Here’s a brief CV, for the casual or curious jazz novice. McCoy Tyner was born in ’38 in Philadelphia. He joined John Coltrane’s group in 1960 and recorded many classic records, including Live at the Village Vanguard, Ballads, Live at Birdland, Crescent, A Love Supreme, and The John Coltrane Quartet Plays.
Obviously, Coltrane knew his stuff and he worked with the best. However, Tyner didn’t appreciate a change of direction and left the band, saying "I didn't see myself making any contribution to that music... All I could hear was a lot of noise. I didn't have any feeling for the music, and when I don't have feelings, I don't play."
Tyner formed his own trio and subsequently put out a ton of records, though he also worked with everyone from Sonny Rollins to George Benson. Tyner is a true legend of jazz, and it’s going to be great to be able to welcome him back to Detroit.Follow @City_Slang

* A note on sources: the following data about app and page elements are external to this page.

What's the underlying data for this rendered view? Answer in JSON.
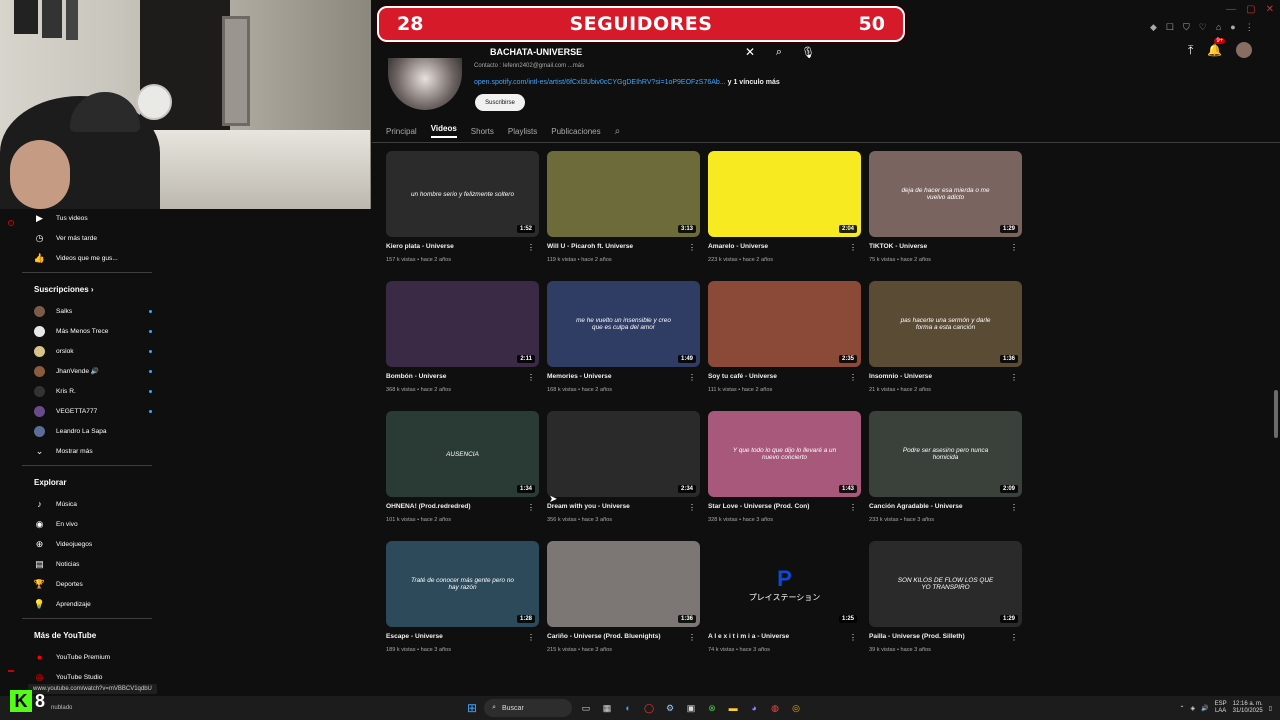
{
  "counter": {
    "left": "28",
    "label": "SEGUIDORES",
    "right": "50"
  },
  "search": {
    "query": "BACHATA-UNIVERSE"
  },
  "notifications": {
    "badge": "9+"
  },
  "channel": {
    "contact": "Contacto : lefenn2402@gmail.com ...más",
    "link": "open.spotify.com/intl-es/artist/6fCxl3Ubiv0cCYGgDEIhRV?si=1oP9EOFzS76Ab...",
    "link_more": "y 1 vínculo más",
    "subscribe_label": "Suscribirse"
  },
  "tabs": [
    "Principal",
    "Videos",
    "Shorts",
    "Playlists",
    "Publicaciones"
  ],
  "sidebar": {
    "you_items": [
      {
        "icon": "your-videos-icon",
        "label": "Tus videos"
      },
      {
        "icon": "watch-later-icon",
        "label": "Ver más tarde"
      },
      {
        "icon": "liked-videos-icon",
        "label": "Videos que me gus..."
      }
    ],
    "subs_header": "Suscripciones  ›",
    "subscriptions": [
      {
        "label": "Salks",
        "color": "#7b5b4a"
      },
      {
        "label": "Más Menos Trece",
        "color": "#e8e8e8"
      },
      {
        "label": "orslok",
        "color": "#d8c48a"
      },
      {
        "label": "JhanVende 🔊",
        "color": "#8c5a3c"
      },
      {
        "label": "Kris R.",
        "color": "#333"
      },
      {
        "label": "VEGETTA777",
        "color": "#6b4a8c"
      },
      {
        "label": "Leandro La Sapa",
        "color": "#5a6e9a"
      }
    ],
    "show_more": "Mostrar más",
    "explore_header": "Explorar",
    "explore": [
      {
        "icon": "music-icon",
        "label": "Música"
      },
      {
        "icon": "live-icon",
        "label": "En vivo"
      },
      {
        "icon": "gaming-icon",
        "label": "Videojuegos"
      },
      {
        "icon": "news-icon",
        "label": "Noticias"
      },
      {
        "icon": "sports-icon",
        "label": "Deportes"
      },
      {
        "icon": "learning-icon",
        "label": "Aprendizaje"
      }
    ],
    "more_header": "Más de YouTube",
    "more": [
      {
        "icon": "youtube-premium-icon",
        "label": "YouTube Premium"
      },
      {
        "icon": "youtube-studio-icon",
        "label": "YouTube Studio"
      }
    ]
  },
  "videos": [
    {
      "title": "Kiero plata - Universe",
      "meta": "157 k vistas • hace 2 años",
      "dur": "1:52",
      "text": "un hombre serio y felizmente soltero",
      "bg": "#2b2b2b"
    },
    {
      "title": "Will U - Picaroh ft. Universe",
      "meta": "119 k vistas • hace 2 años",
      "dur": "3:13",
      "text": "",
      "bg": "#6d6b3a"
    },
    {
      "title": "Amarelo - Universe",
      "meta": "223 k vistas • hace 2 años",
      "dur": "2:04",
      "text": "",
      "bg": "#f7ea21"
    },
    {
      "title": "TIKTOK - Universe",
      "meta": "75 k vistas • hace 2 años",
      "dur": "1:29",
      "text": "deja de hacer esa mierda o me vuelvo adicto",
      "bg": "#7a6460"
    },
    {
      "title": "Bombón - Universe",
      "meta": "368 k vistas • hace 2 años",
      "dur": "2:11",
      "text": "",
      "bg": "#3a2a45"
    },
    {
      "title": "Memories - Universe",
      "meta": "168 k vistas • hace 2 años",
      "dur": "1:49",
      "text": "me he vuelto un insensible y creo que es culpa del amor",
      "bg": "#2f3c63"
    },
    {
      "title": "Soy tu café - Universe",
      "meta": "111 k vistas • hace 2 años",
      "dur": "2:35",
      "text": "",
      "bg": "#8a4a37"
    },
    {
      "title": "Insomnio - Universe",
      "meta": "21 k vistas • hace 2 años",
      "dur": "1:36",
      "text": "pas hacerte una sermón y darle forma a esta canción",
      "bg": "#5a4b35"
    },
    {
      "title": "OHNENA! (Prod.redredred)",
      "meta": "101 k vistas • hace 2 años",
      "dur": "1:34",
      "text": "AUSENCIA",
      "bg": "#2a3a34"
    },
    {
      "title": "Dream with you - Universe",
      "meta": "356 k vistas • hace 3 años",
      "dur": "2:34",
      "text": "",
      "bg": "#2a2a2a"
    },
    {
      "title": "Star Love - Universe (Prod. Con)",
      "meta": "328 k vistas • hace 3 años",
      "dur": "1:43",
      "text": "Y que todo lo que dijo lo llevaré a un nuevo concierto",
      "bg": "#a8587a"
    },
    {
      "title": "Canción Agradable - Universe",
      "meta": "233 k vistas • hace 3 años",
      "dur": "2:09",
      "text": "Podre ser asesino pero nunca homicida",
      "bg": "#39413a"
    },
    {
      "title": "Escape - Universe",
      "meta": "189 k vistas • hace 3 años",
      "dur": "1:28",
      "text": "Traté de conocer más gente pero no hay razón",
      "bg": "#2d4a5a"
    },
    {
      "title": "Cariño - Universe (Prod. Bluenights)",
      "meta": "215 k vistas • hace 3 años",
      "dur": "1:36",
      "text": "",
      "bg": "#7c7775"
    },
    {
      "title": "A l e x i t i m i a - Universe",
      "meta": "74 k vistas • hace 3 años",
      "dur": "1:25",
      "text": "プレイステーション",
      "bg": "#0f0f0f"
    },
    {
      "title": "Pailla - Universe (Prod. Silleth)",
      "meta": "39 k vistas • hace 3 años",
      "dur": "1:29",
      "text": "SON KILOS DE FLOW LOS QUE YO TRANSPIRO",
      "bg": "#2a2a2a"
    }
  ],
  "status_url": "www.youtube.com/watch?v=mVBBCV1qdbU",
  "overlay": {
    "k": "K",
    "n": "8",
    "t": "nublado"
  },
  "taskbar": {
    "search_label": "Buscar",
    "lang_top": "ESP",
    "lang_bottom": "LAA",
    "time": "12:16 a. m.",
    "date": "31/10/2025"
  }
}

We welcome readers to submit letters regarding articles and content in Detroit Metro Times. Letters should be a minimum of 150 words, refer to content that has appeared on Detroit Metro Times, and must include the writer's full name, address, and phone number for verification purposes. No attachments will be considered. Writers of letters selected for publication will be notified via email. Letters may be edited and shortened for space.
Email us at firstname.lastname@example.org.
Support Local Journalism.
Join the Detroit Metro Times Press Club
Local journalism is information. Information is power. And we believe everyone deserves access to accurate independent coverage of their community and state. Our readers helped us continue this coverage in 2020, and we are so grateful for the support.
Help us keep this coverage going in 2021. Whether it's a one-time acknowledgement of this article or an ongoing membership pledge, your support goes to local-based reporting from our small but mighty team.
Join the Metro Times Press Club for as little as $5 a month.